**Requirement:** Would you write out the entries again, exactly as they are, but without images?

☆ ☆ ☆ ☆ ☆ ☆ ☆

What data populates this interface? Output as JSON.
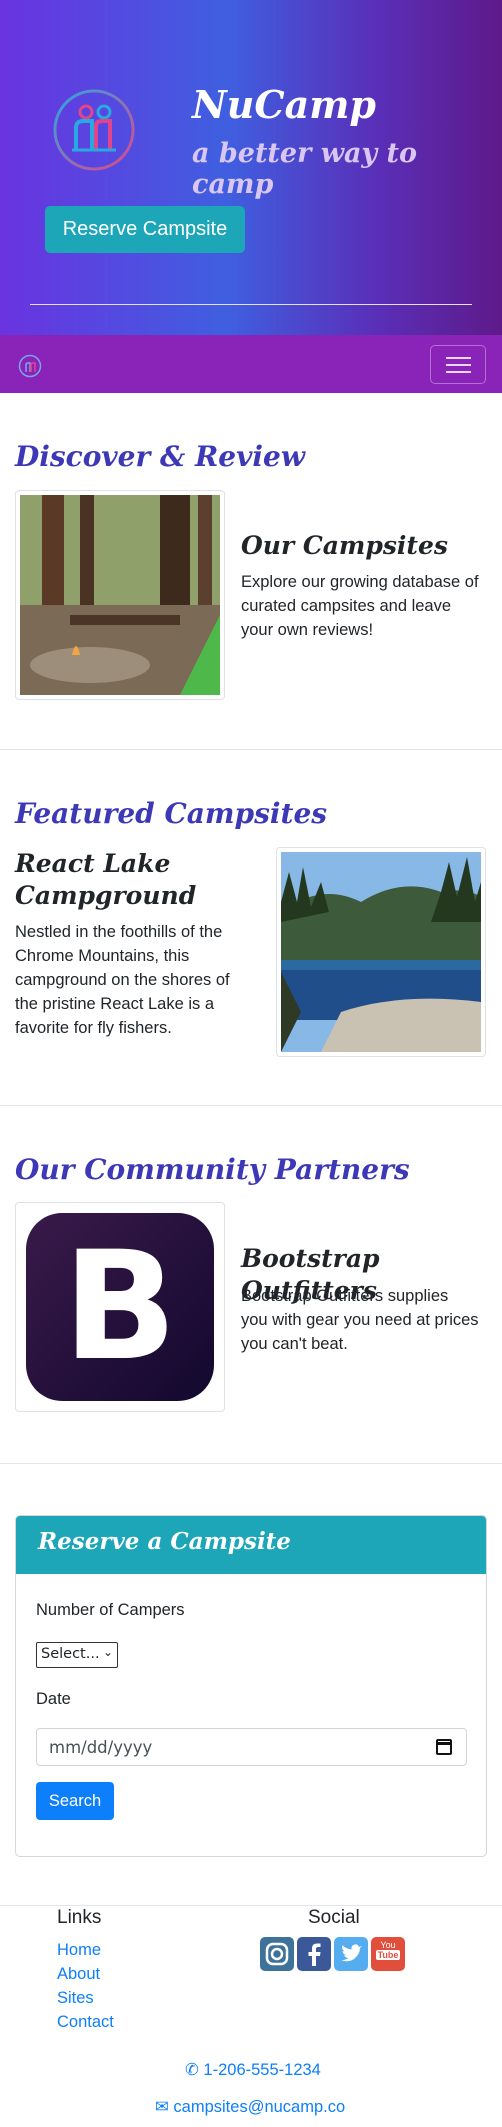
{
  "header": {
    "brand_title": "NuCamp",
    "brand_subtitle": "a better way to camp",
    "reserve_button_label": "Reserve Campsite"
  },
  "navbar": {
    "logo_icon": "nucamp-logo-icon",
    "toggler_icon": "hamburger-menu-icon"
  },
  "discover": {
    "section_title": "Discover & Review",
    "media_title": "Our Campsites",
    "media_text_lines": [
      "Explore our growing database of",
      "curated campsites and leave",
      "your own reviews!"
    ],
    "image_description": "campfire-in-forest-image"
  },
  "featured": {
    "section_title": "Featured Campsites",
    "media_title_lines": [
      "React Lake",
      "Campground"
    ],
    "media_text_lines": [
      "Nestled in the foothills of the",
      "Chrome Mountains, this",
      "campground on the shores of",
      "the pristine React Lake is a",
      "favorite for fly fishers."
    ]
  },
  "partners": {
    "section_title": "Our Community Partners",
    "media_title": "Bootstrap Outfitters",
    "media_text_lines": [
      "Bootstrap Outfitters supplies",
      "you with gear you need at prices",
      "you can't beat."
    ],
    "logo_letter": "B"
  },
  "reserve_form": {
    "card_title": "Reserve a Campsite",
    "campers_label": "Number of Campers",
    "campers_selected": "Select...",
    "date_label": "Date",
    "date_placeholder": "mm/dd/yyyy",
    "search_button_label": "Search"
  },
  "footer": {
    "links_heading": "Links",
    "links": [
      "Home",
      "About",
      "Sites",
      "Contact"
    ],
    "social_heading": "Social",
    "social_icons": [
      "instagram-icon",
      "facebook-icon",
      "twitter-icon",
      "youtube-icon"
    ],
    "phone": "1-206-555-1234",
    "email": "campsites@nucamp.co"
  },
  "colors": {
    "accent_teal": "#1ca6b7",
    "navbar_purple": "#8a23b8",
    "title_blue": "#3d39b6",
    "link_blue": "#0d7ffb"
  }
}
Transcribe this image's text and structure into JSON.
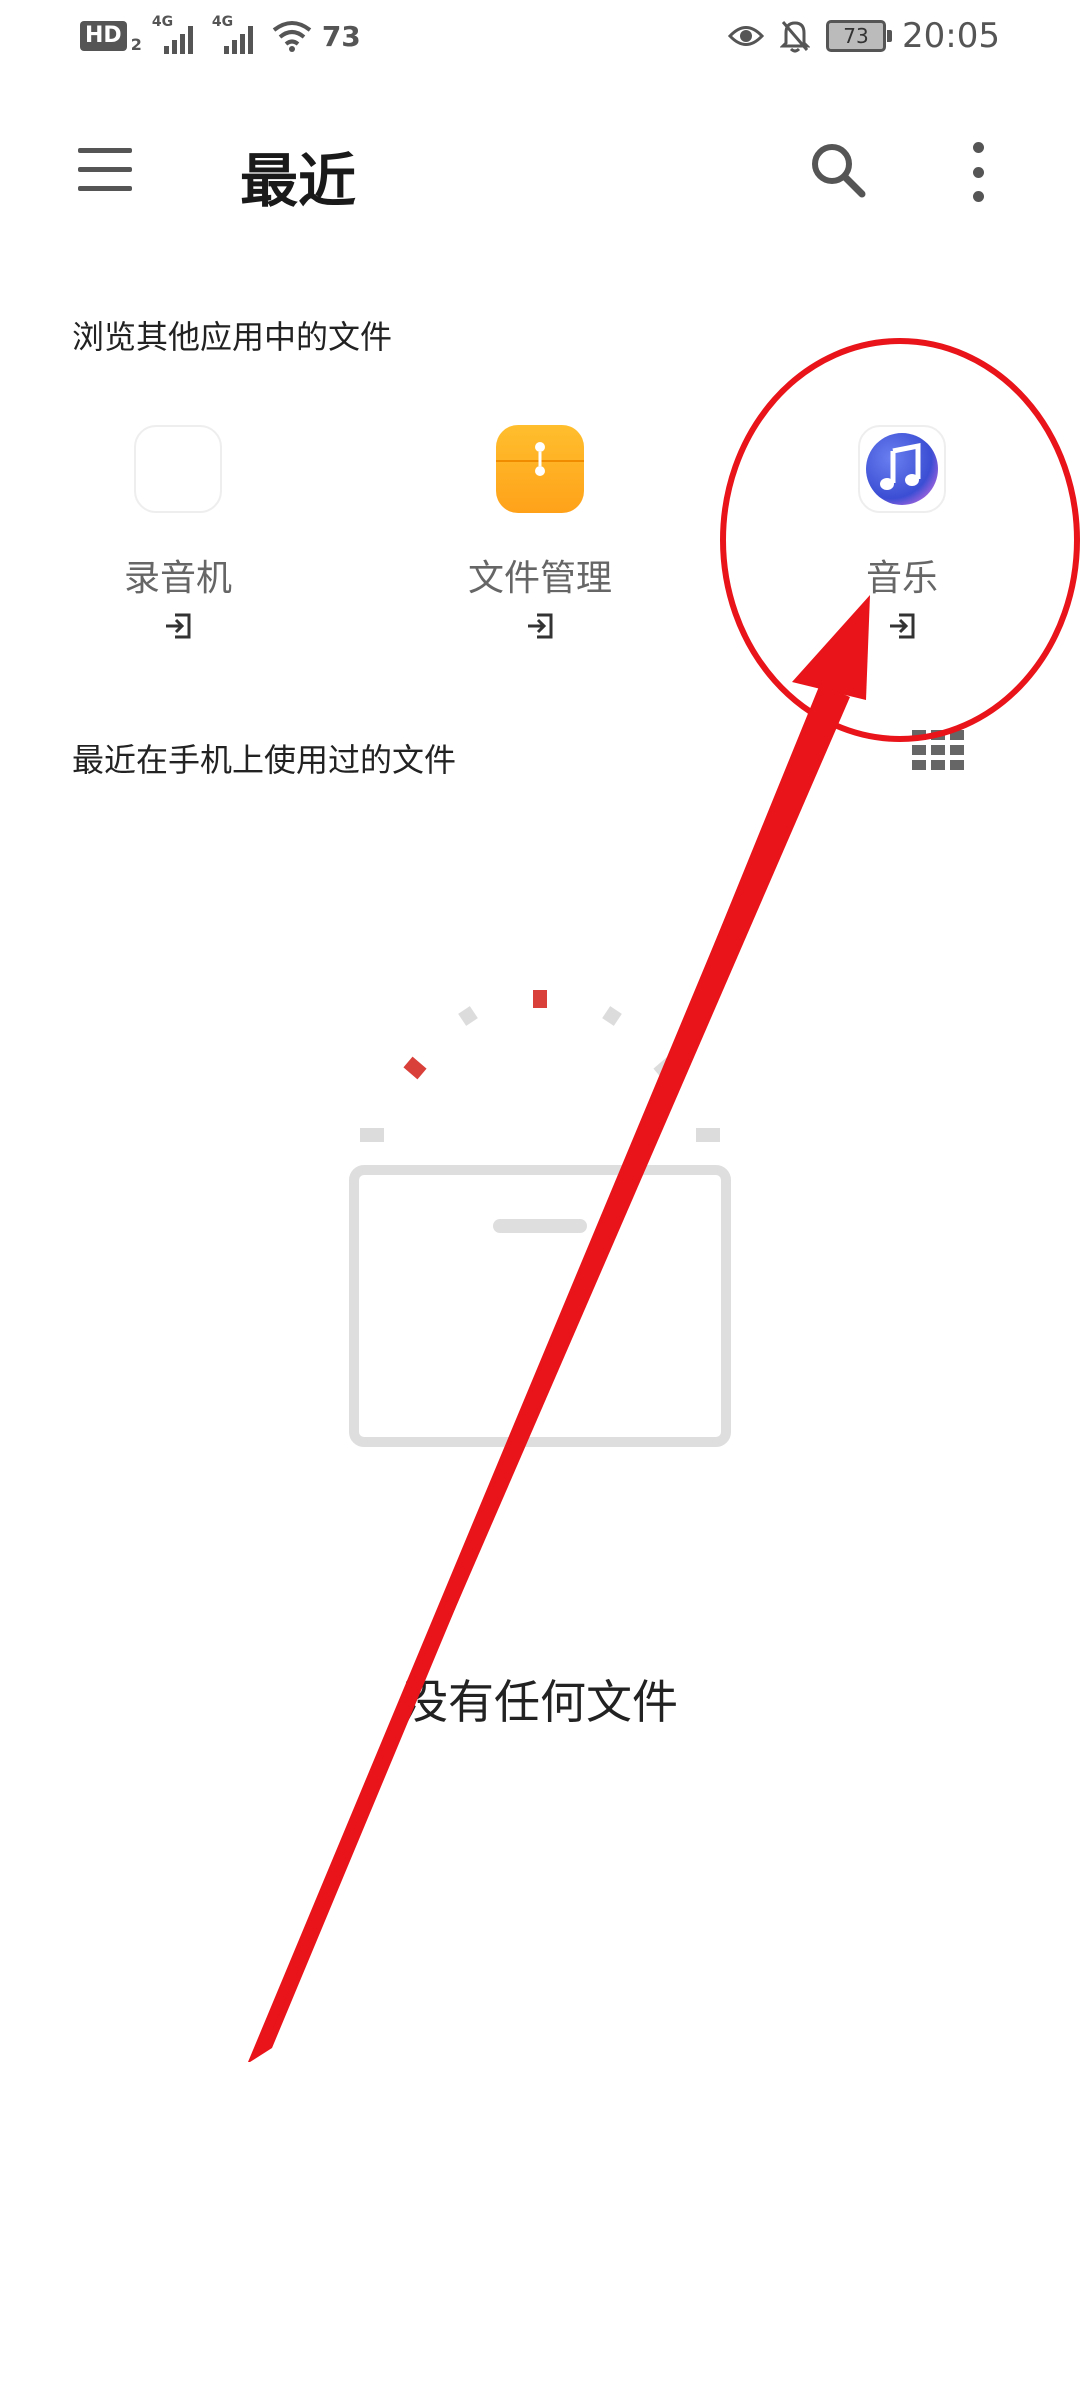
{
  "status_bar": {
    "hd": "HD",
    "hd_sub": "2",
    "signal1_label": "4G",
    "signal2_label": "4G",
    "wifi_value": "73",
    "battery": "73",
    "time": "20:05"
  },
  "header": {
    "title": "最近"
  },
  "browse_section": {
    "title": "浏览其他应用中的文件",
    "apps": [
      {
        "label": "录音机",
        "icon": "recorder-waveform-icon"
      },
      {
        "label": "文件管理",
        "icon": "file-folder-icon"
      },
      {
        "label": "音乐",
        "icon": "music-note-icon"
      }
    ]
  },
  "recent_section": {
    "title": "最近在手机上使用过的文件"
  },
  "empty_state": {
    "text": "没有任何文件"
  },
  "colors": {
    "annotation_red": "#e8141a",
    "folder_orange": "#ffa21a",
    "icon_gray": "#555555"
  }
}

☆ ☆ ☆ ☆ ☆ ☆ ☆

**Exercise response:**
What data populates this interface? Output as JSON.
{
  "header": {
    "brand_title": "NuCamp",
    "brand_subtitle": "a better way to camp",
    "reserve_button_label": "Reserve Campsite"
  },
  "navbar": {
    "logo_icon": "nucamp-logo-icon",
    "toggler_icon": "hamburger-menu-icon"
  },
  "discover": {
    "section_title": "Discover & Review",
    "media_title": "Our Campsites",
    "media_text_lines": [
      "Explore our growing database of",
      "curated campsites and leave",
      "your own reviews!"
    ],
    "image_description": "campfire-in-forest-image"
  },
  "featured": {
    "section_title": "Featured Campsites",
    "media_title_lines": [
      "React Lake",
      "Campground"
    ],
    "media_text_lines": [
      "Nestled in the foothills of the",
      "Chrome Mountains, this",
      "campground on the shores of",
      "the pristine React Lake is a",
      "favorite for fly fishers."
    ]
  },
  "partners": {
    "section_title": "Our Community Partners",
    "media_title": "Bootstrap Outfitters",
    "media_text_lines": [
      "Bootstrap Outfitters supplies",
      "you with gear you need at prices",
      "you can't beat."
    ],
    "logo_letter": "B"
  },
  "reserve_form": {
    "card_title": "Reserve a Campsite",
    "campers_label": "Number of Campers",
    "campers_selected": "Select...",
    "date_label": "Date",
    "date_placeholder": "mm/dd/yyyy",
    "search_button_label": "Search"
  },
  "footer": {
    "links_heading": "Links",
    "links": [
      "Home",
      "About",
      "Sites",
      "Contact"
    ],
    "social_heading": "Social",
    "social_icons": [
      "instagram-icon",
      "facebook-icon",
      "twitter-icon",
      "youtube-icon"
    ],
    "phone": "1-206-555-1234",
    "email": "campsites@nucamp.co"
  },
  "colors": {
    "accent_teal": "#1ca6b7",
    "navbar_purple": "#8a23b8",
    "title_blue": "#3d39b6",
    "link_blue": "#0d7ffb"
  }
}
Transcribe this image's text and structure into JSON.
{
  "status_bar": {
    "hd": "HD",
    "hd_sub": "2",
    "signal1_label": "4G",
    "signal2_label": "4G",
    "wifi_value": "73",
    "battery": "73",
    "time": "20:05"
  },
  "header": {
    "title": "最近"
  },
  "browse_section": {
    "title": "浏览其他应用中的文件",
    "apps": [
      {
        "label": "录音机",
        "icon": "recorder-waveform-icon"
      },
      {
        "label": "文件管理",
        "icon": "file-folder-icon"
      },
      {
        "label": "音乐",
        "icon": "music-note-icon"
      }
    ]
  },
  "recent_section": {
    "title": "最近在手机上使用过的文件"
  },
  "empty_state": {
    "text": "没有任何文件"
  },
  "colors": {
    "annotation_red": "#e8141a",
    "folder_orange": "#ffa21a",
    "icon_gray": "#555555"
  }
}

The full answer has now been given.